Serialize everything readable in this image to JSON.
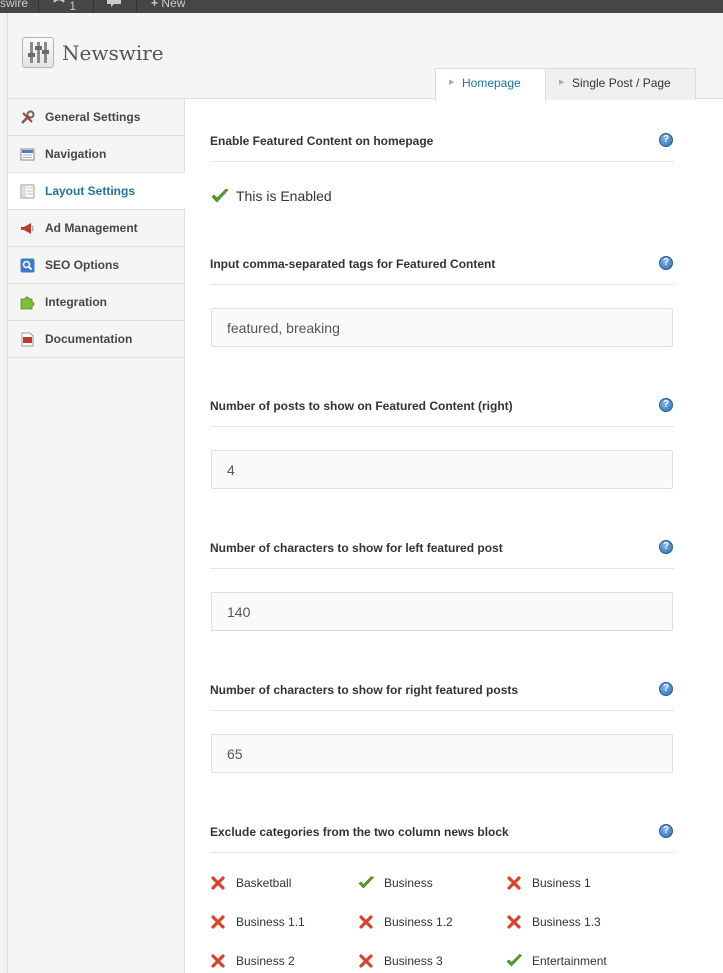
{
  "admin_bar": {
    "site_name": "swire",
    "updates": "1",
    "new_label": "New"
  },
  "header": {
    "title": "Newswire",
    "logo_icon": "sliders-logo-icon"
  },
  "tabs": [
    {
      "label": "Homepage",
      "active": true
    },
    {
      "label": "Single Post / Page",
      "active": false
    }
  ],
  "sidebar": {
    "items": [
      {
        "label": "General Settings",
        "icon": "wrench-icon"
      },
      {
        "label": "Navigation",
        "icon": "navigation-icon"
      },
      {
        "label": "Layout Settings",
        "icon": "layout-icon",
        "active": true
      },
      {
        "label": "Ad Management",
        "icon": "megaphone-icon"
      },
      {
        "label": "SEO Options",
        "icon": "search-icon"
      },
      {
        "label": "Integration",
        "icon": "puzzle-icon"
      },
      {
        "label": "Documentation",
        "icon": "pdf-icon"
      }
    ]
  },
  "settings": {
    "featured": {
      "title": "Enable Featured Content on homepage",
      "status": "This is Enabled"
    },
    "tags": {
      "title": "Input comma-separated tags for Featured Content",
      "value": "featured, breaking"
    },
    "num_posts": {
      "title": "Number of posts to show on Featured Content (right)",
      "value": "4"
    },
    "left_chars": {
      "title": "Number of characters to show for left featured post",
      "value": "140"
    },
    "right_chars": {
      "title": "Number of characters to show for right featured posts",
      "value": "65"
    },
    "exclude": {
      "title": "Exclude categories from the two column news block",
      "categories": [
        {
          "label": "Basketball",
          "included": false
        },
        {
          "label": "Business",
          "included": true
        },
        {
          "label": "Business 1",
          "included": false
        },
        {
          "label": "Business 1.1",
          "included": false
        },
        {
          "label": "Business 1.2",
          "included": false
        },
        {
          "label": "Business 1.3",
          "included": false
        },
        {
          "label": "Business 2",
          "included": false
        },
        {
          "label": "Business 3",
          "included": false
        },
        {
          "label": "Entertainment",
          "included": true
        }
      ]
    }
  },
  "colors": {
    "accent": "#21759b",
    "check_green": "#5aa02c",
    "cross_red": "#d9432b",
    "help_blue": "#2d6fb7"
  }
}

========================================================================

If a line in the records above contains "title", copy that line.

### Output of the task
    "title": "Newswire",
      "title": "Enable Featured Content on homepage",
      "title": "Input comma-separated tags for Featured Content",
      "title": "Number of posts to show on Featured Content (right)",
      "title": "Number of characters to show for left featured post",
      "title": "Number of characters to show for right featured posts",
      "title": "Exclude categories from the two column news block",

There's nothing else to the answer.